One thing that did not change was the basic organization of the Chinese military. Warlords raised armies, and controlled territory until they were defeated or bought off by other warlords. It was interesting to read the analysis of the warlords by Edward McCord on page 176 of the Graff text. McCord makes an elaborate argument that the warlords after the turn of the century did not have any direct linkage to the warlords to whom the Qing dynasty turned for defense from the Taipings. Then, one paragraph later, McCord points out that dynasties had made a calculated decision not to have a unified army to defend against any one commander becoming strong enough to challenge for the throne. McCord calls this policy “military fragmentation.” To my mind, McCord is shaving the point too thin by denying direct linkages between the warlords of the different eras. It seems significant however that 70 years apart, we have virtually identical military organizations arising from the Chinese body politic.

It seems McCord is also missing the larger picture as well. Throughout Chinese history, strongmen have arisen from somewhere in the provinces, and if they were able, challenged to be declared emperor in a bid to unify China. These men did not have royal lineage to give legitimacy to their claims; to paraphrase Mao, their political power and legitimacy came from the point of a spear, or the barrel of a gun. The chaos of the competing warlords was an expression of the egalitarianism at work in the Chinese dynastic succession. Any strongman, regardless of his background, with the wherewithal and good fortune could seize power. For lack of a better term, warlord-ism is the Chinese way.

Another change in the Chinese military was having Sun Yatsen as the philosophical voice and Jiang Jieshi as the front man for their attempts at reform. Sun had a western education, and could make his case for the superiority of his claim to power in English to the press and diplomats of the world. He had the ability to craft a simple yet still vague philosophy such that both the Chinese communists and the Republic of China claim him as a founding father. Sun also had the keen insight to turn to the western world for military training assistance and for arms. Sun also had an able subordinate in Jiang, who though may not have been the most tactically sound General, was on occasion, politically astute and was an excellent commandant of the Whampoa Academy mentioned earlier. Jiang also had a polished, Christian wife who sold the world on the idea that Jiang and the Nationalists were more than just regional army vying for power. Together, Sun and Jiang modernized their army, forced their opponents to do the same and were able to entrench their military vision so that it outlasted their own lives. These men brought major change in the Chinese military. However, if one strips away the philosophical pretense, one finds that Sun and Jiang WERE just warlords, albeit ones who had some western education, good American PR and, paradoxically, the good fortune to have truly despicable characters like the Chinese Communists as their enemy.

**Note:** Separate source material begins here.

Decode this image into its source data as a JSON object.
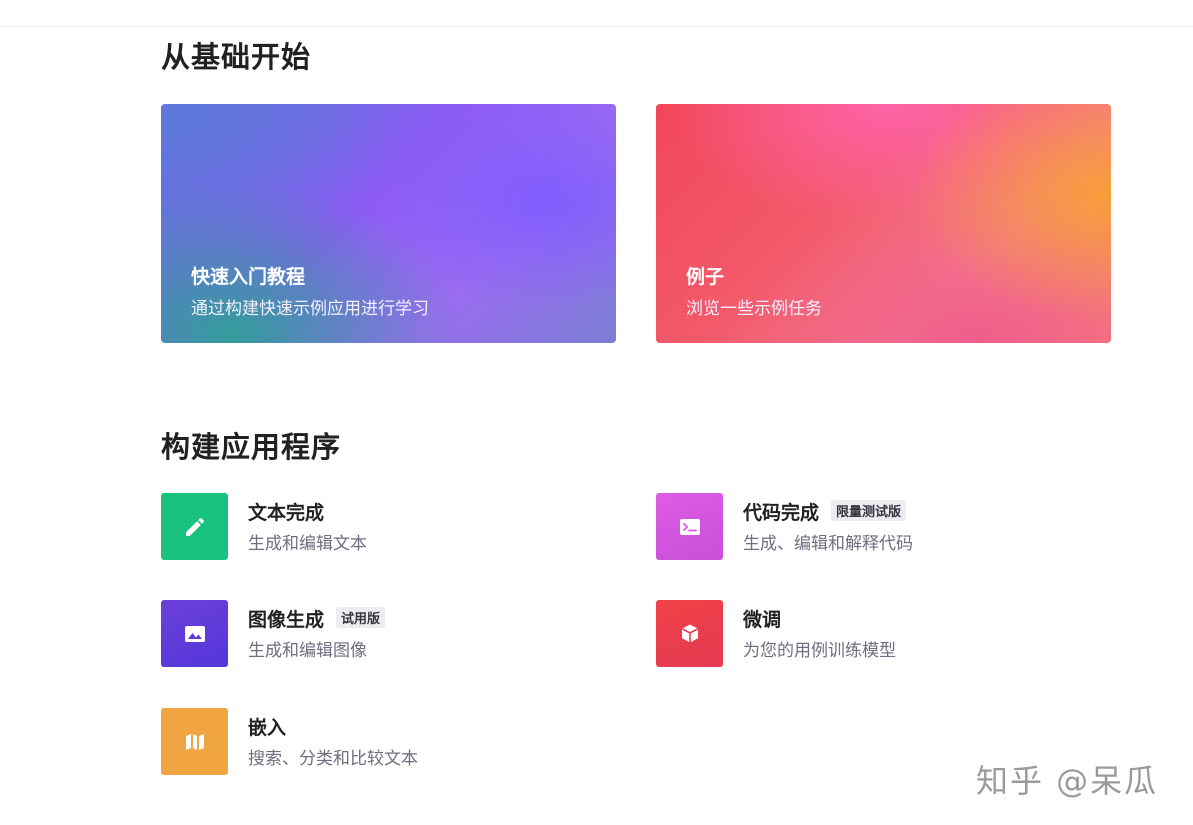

Of note, the Chinese way stands in contrast to the Japanese who were able through discipline and luck to restrict power at the highest levels to just a few families.